**Assignment**
Among the entries below, how many lines have the word "Kinderatelier"? Answer only with the number.

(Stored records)
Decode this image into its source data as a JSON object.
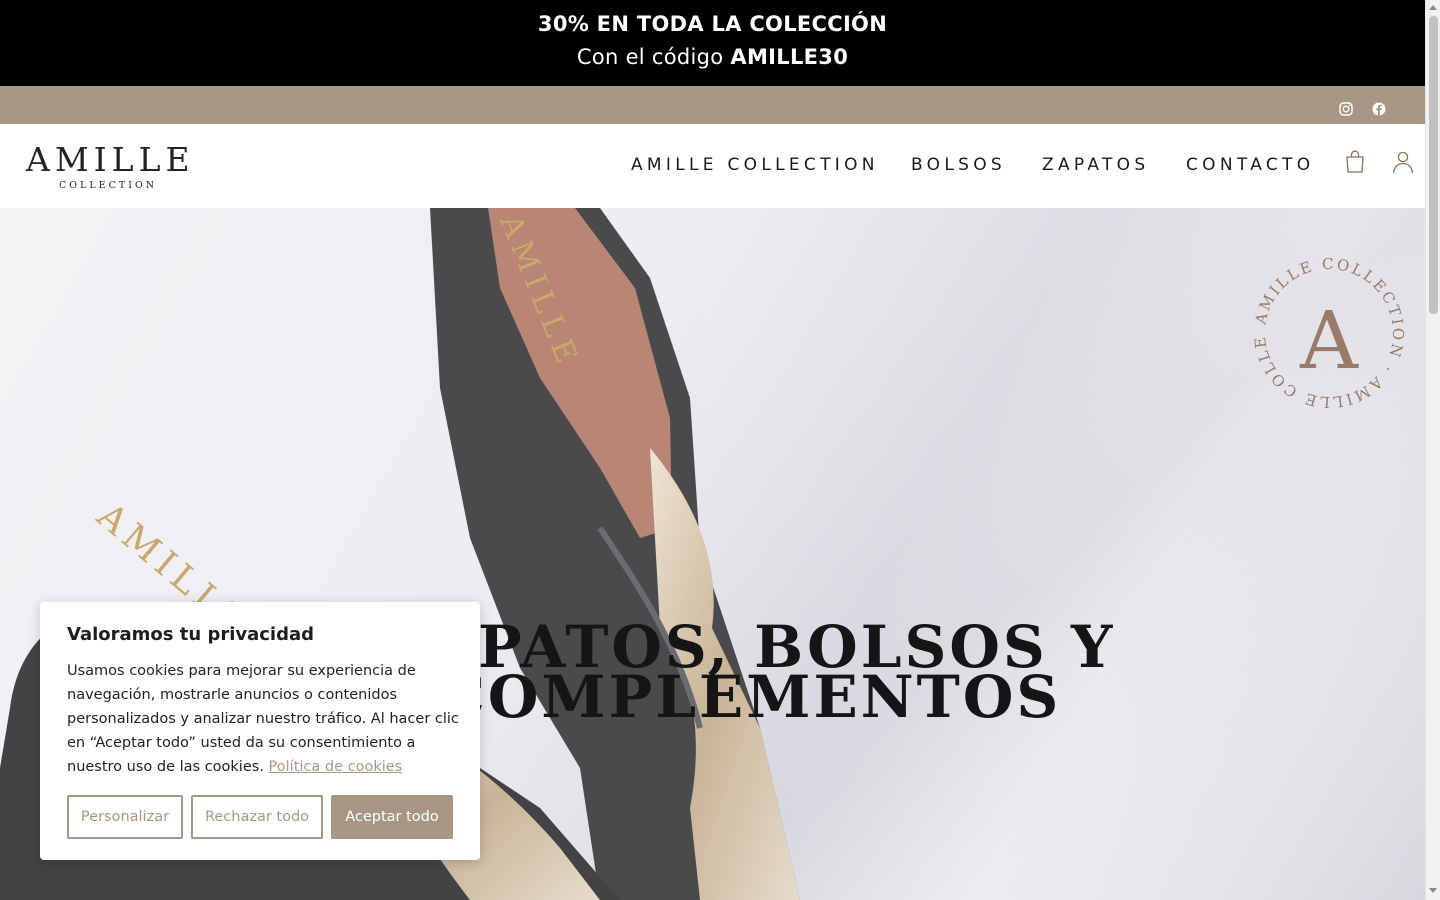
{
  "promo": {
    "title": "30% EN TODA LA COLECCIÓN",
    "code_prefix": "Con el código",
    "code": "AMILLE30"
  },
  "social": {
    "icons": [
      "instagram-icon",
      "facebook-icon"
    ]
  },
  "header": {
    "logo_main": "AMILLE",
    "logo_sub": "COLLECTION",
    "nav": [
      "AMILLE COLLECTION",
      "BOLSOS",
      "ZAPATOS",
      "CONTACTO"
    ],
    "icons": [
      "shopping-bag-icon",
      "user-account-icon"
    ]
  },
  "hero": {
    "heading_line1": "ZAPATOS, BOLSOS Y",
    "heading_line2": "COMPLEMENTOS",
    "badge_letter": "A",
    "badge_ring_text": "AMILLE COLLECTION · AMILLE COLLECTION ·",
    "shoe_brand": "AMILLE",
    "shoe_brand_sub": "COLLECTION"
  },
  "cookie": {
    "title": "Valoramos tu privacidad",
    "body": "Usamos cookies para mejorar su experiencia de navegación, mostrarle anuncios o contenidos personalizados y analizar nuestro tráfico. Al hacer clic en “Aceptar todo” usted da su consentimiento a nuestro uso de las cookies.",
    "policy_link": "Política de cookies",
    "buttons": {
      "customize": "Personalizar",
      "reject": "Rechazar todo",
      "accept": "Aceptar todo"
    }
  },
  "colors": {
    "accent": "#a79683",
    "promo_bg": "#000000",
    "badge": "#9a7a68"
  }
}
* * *
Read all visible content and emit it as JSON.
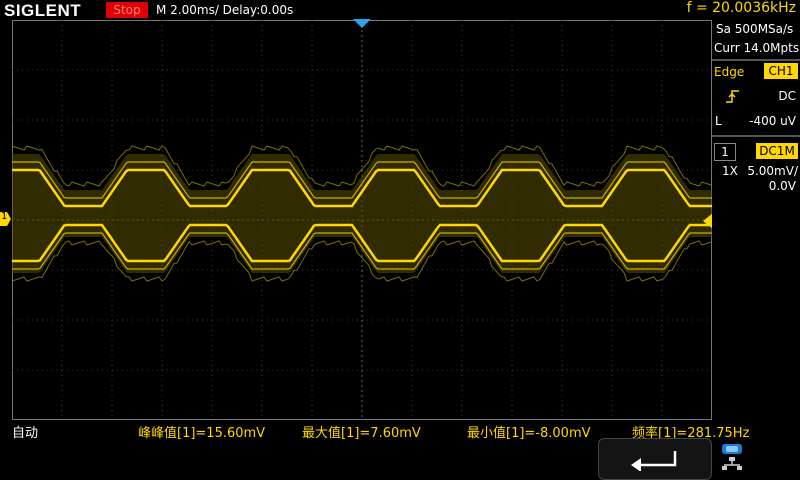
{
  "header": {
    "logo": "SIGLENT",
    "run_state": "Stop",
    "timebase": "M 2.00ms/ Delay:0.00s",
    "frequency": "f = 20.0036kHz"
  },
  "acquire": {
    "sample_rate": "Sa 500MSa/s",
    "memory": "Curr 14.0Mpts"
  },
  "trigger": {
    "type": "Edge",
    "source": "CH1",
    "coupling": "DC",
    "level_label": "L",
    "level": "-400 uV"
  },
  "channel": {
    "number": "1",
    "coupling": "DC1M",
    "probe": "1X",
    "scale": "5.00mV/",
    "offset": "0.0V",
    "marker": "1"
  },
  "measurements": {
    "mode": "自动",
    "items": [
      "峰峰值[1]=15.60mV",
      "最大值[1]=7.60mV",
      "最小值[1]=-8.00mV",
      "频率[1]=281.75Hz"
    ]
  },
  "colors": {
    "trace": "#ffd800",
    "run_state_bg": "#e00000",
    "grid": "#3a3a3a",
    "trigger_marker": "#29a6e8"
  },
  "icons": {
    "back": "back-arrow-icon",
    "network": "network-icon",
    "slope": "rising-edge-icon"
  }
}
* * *
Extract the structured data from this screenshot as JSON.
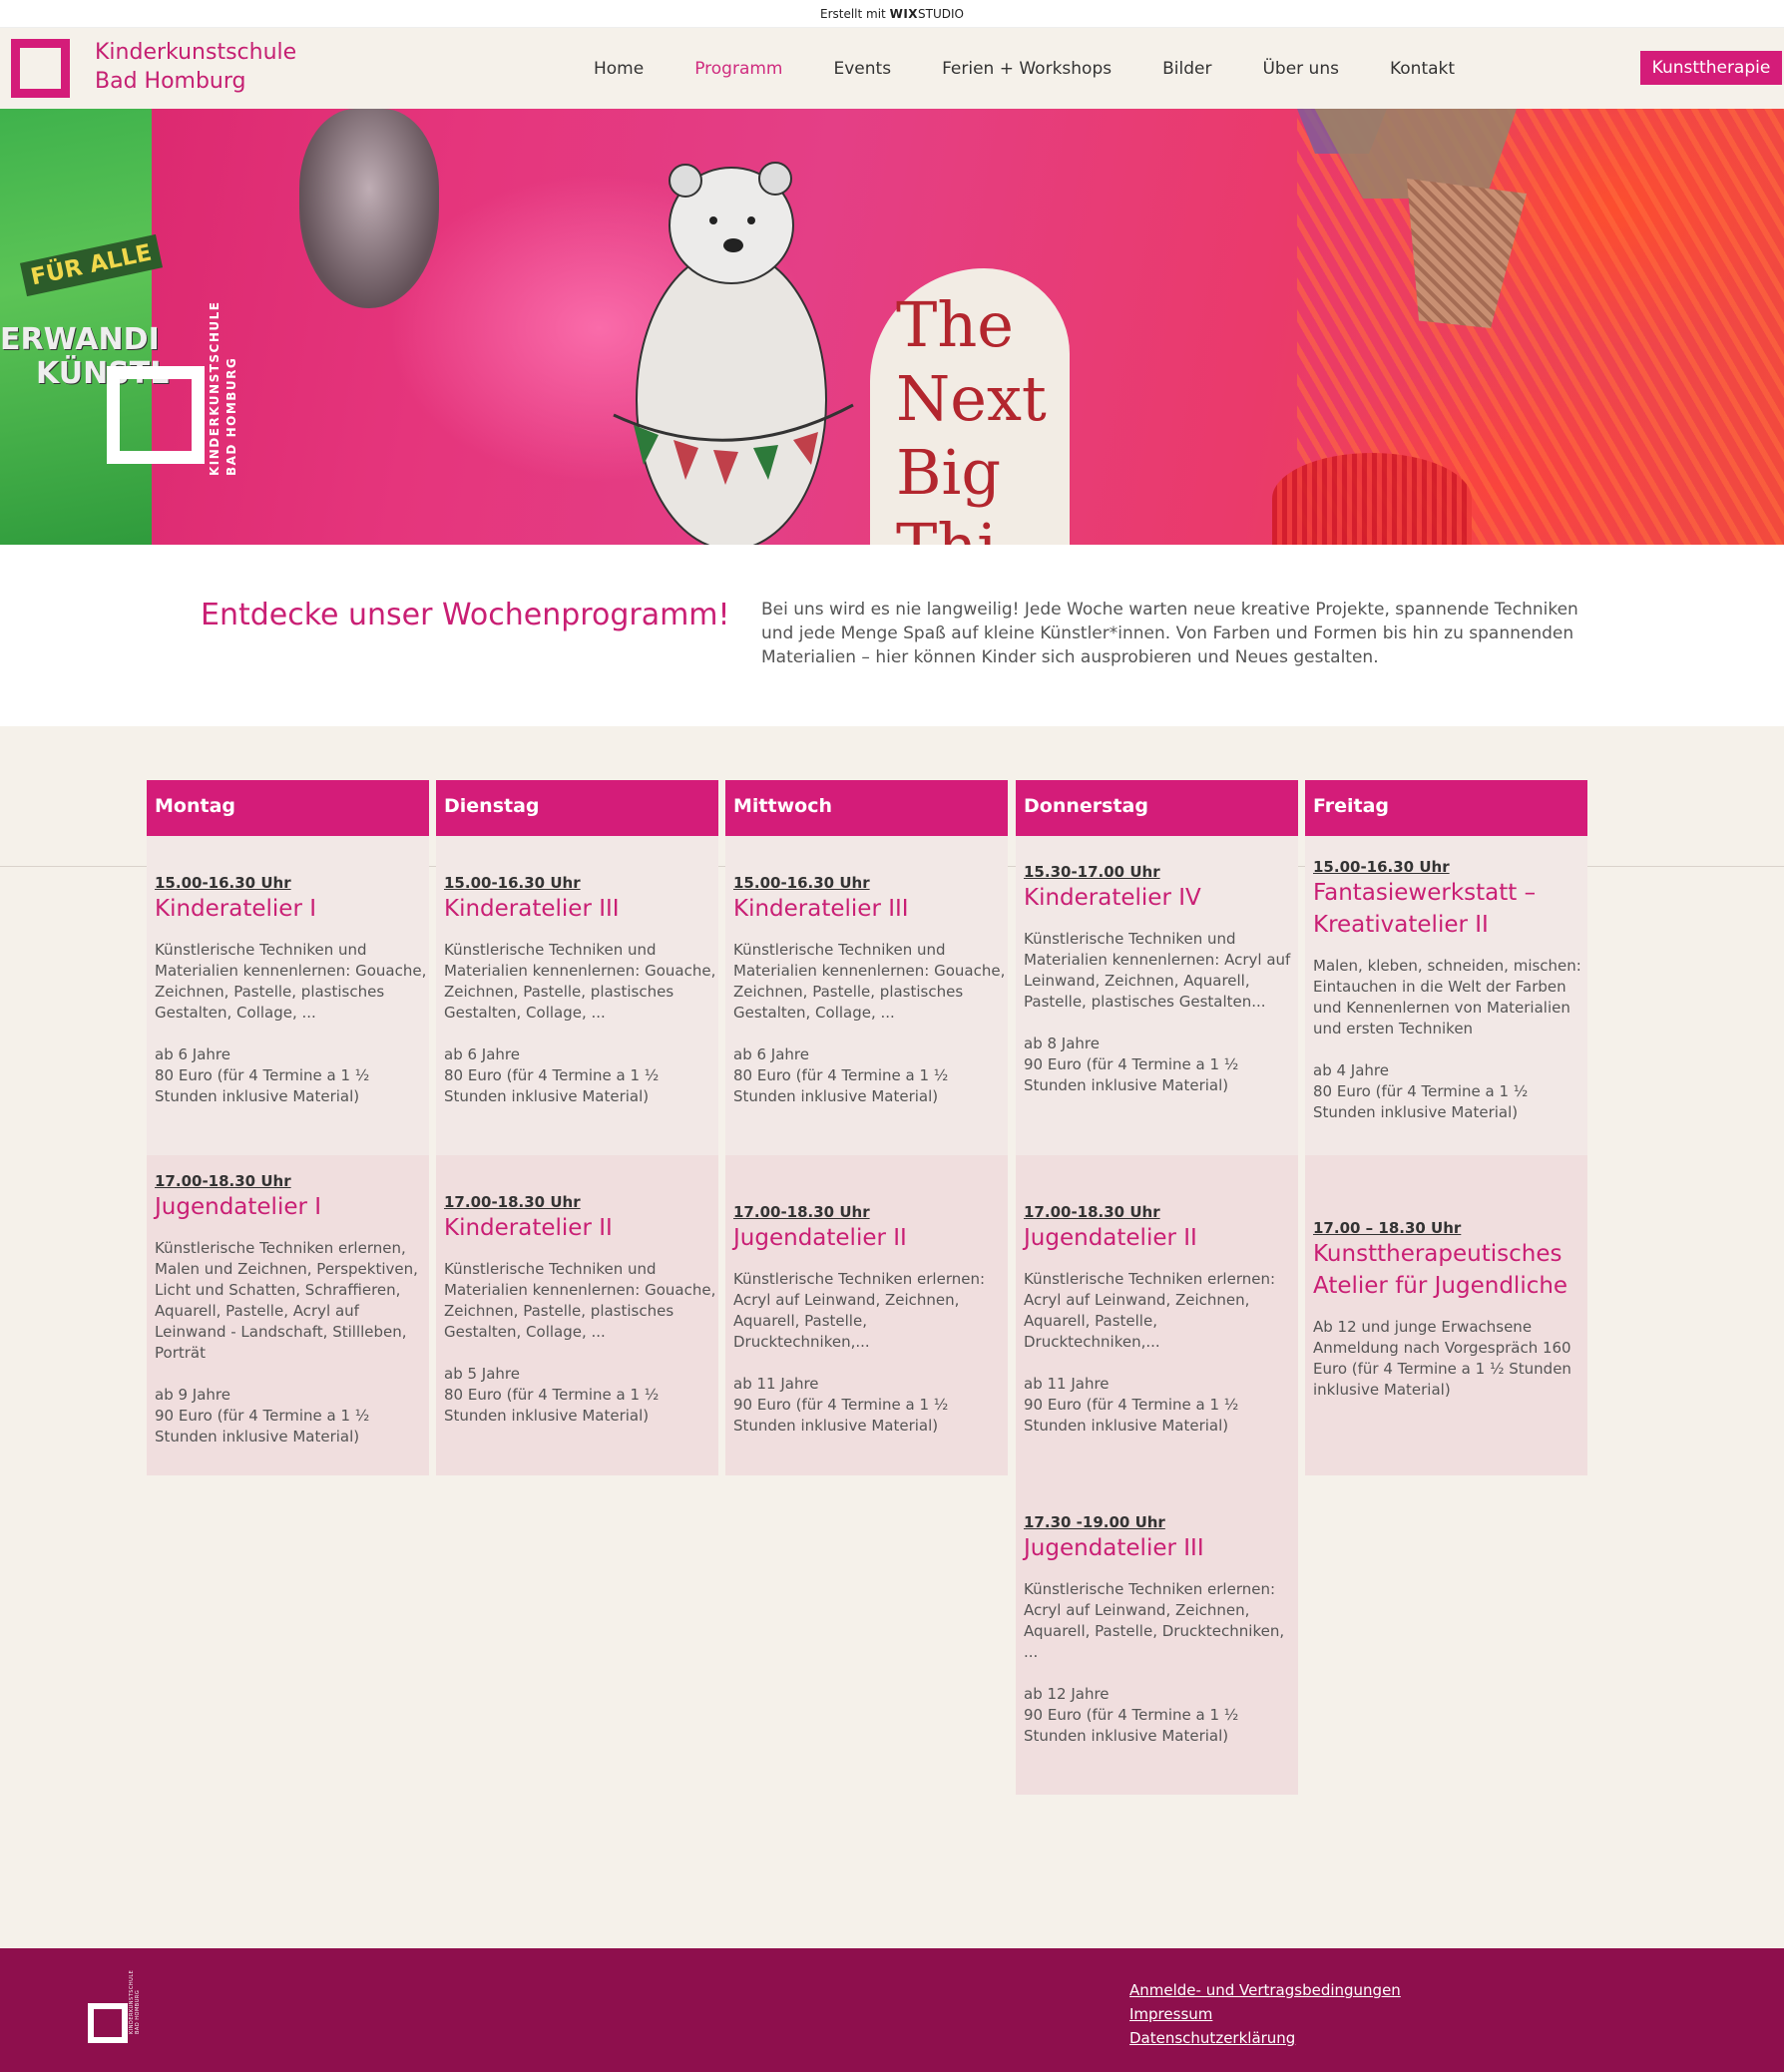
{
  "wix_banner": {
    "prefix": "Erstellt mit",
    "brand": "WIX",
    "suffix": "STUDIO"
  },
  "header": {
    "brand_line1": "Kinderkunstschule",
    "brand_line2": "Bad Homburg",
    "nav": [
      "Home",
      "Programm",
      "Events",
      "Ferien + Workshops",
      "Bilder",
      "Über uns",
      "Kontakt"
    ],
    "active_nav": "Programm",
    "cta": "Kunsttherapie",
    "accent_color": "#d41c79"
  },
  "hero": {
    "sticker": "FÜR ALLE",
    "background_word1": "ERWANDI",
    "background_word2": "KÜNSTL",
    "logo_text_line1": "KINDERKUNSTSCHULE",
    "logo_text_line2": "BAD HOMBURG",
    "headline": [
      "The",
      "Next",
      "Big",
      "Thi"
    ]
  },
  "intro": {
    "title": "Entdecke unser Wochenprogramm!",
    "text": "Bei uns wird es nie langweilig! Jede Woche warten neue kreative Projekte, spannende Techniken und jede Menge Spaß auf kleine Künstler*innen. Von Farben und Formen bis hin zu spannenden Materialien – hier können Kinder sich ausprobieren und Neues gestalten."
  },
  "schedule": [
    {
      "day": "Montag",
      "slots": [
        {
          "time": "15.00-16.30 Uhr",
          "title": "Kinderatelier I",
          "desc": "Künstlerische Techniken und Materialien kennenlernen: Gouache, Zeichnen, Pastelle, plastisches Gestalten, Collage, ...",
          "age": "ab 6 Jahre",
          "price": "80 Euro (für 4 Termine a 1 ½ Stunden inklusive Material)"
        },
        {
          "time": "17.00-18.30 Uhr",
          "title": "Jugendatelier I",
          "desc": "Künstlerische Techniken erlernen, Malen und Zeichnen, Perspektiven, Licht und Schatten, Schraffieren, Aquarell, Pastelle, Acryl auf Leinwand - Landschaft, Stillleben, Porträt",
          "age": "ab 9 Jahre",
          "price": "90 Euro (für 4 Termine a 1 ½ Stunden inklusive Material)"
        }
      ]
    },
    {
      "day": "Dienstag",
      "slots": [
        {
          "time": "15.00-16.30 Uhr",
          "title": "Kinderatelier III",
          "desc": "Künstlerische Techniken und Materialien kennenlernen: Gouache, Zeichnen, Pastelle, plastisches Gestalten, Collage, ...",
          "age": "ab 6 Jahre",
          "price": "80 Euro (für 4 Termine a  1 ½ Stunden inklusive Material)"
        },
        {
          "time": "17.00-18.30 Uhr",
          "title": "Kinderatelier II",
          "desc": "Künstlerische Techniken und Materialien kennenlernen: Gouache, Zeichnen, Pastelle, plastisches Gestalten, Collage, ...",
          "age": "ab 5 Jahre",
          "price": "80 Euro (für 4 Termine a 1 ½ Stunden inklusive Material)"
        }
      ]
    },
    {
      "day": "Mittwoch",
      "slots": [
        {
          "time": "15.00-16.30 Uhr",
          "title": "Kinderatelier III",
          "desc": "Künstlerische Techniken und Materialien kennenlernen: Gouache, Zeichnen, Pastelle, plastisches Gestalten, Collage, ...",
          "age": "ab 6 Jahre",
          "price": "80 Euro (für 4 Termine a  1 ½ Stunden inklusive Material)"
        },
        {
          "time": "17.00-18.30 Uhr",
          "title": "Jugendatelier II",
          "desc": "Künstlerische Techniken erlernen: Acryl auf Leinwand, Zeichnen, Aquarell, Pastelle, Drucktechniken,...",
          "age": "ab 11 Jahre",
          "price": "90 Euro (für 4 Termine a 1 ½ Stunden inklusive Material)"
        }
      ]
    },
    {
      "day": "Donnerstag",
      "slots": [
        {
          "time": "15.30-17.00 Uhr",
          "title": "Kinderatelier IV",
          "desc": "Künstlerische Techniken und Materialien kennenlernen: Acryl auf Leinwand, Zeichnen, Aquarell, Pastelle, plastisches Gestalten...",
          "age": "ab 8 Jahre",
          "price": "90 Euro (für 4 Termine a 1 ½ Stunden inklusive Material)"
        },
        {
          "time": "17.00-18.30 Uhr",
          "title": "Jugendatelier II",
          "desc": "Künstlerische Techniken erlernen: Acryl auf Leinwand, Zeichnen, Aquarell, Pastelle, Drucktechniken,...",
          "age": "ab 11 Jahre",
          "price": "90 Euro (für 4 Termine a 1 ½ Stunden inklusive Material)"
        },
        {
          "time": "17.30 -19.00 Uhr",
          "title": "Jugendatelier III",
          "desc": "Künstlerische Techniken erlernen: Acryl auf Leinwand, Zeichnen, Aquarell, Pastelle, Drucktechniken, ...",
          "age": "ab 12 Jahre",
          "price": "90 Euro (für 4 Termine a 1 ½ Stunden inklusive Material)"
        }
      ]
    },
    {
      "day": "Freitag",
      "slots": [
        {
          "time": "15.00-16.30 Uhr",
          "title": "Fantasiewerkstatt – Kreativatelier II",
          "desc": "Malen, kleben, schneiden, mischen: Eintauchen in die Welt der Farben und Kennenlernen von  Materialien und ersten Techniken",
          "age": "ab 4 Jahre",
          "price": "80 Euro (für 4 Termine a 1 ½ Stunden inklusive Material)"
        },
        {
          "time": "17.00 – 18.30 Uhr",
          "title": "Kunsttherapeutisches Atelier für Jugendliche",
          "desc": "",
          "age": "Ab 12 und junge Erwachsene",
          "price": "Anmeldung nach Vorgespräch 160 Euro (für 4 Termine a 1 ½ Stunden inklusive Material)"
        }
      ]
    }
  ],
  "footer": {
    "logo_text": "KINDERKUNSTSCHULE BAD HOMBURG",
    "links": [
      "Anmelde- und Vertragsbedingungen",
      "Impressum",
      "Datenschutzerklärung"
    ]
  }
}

**Exercise solution**
5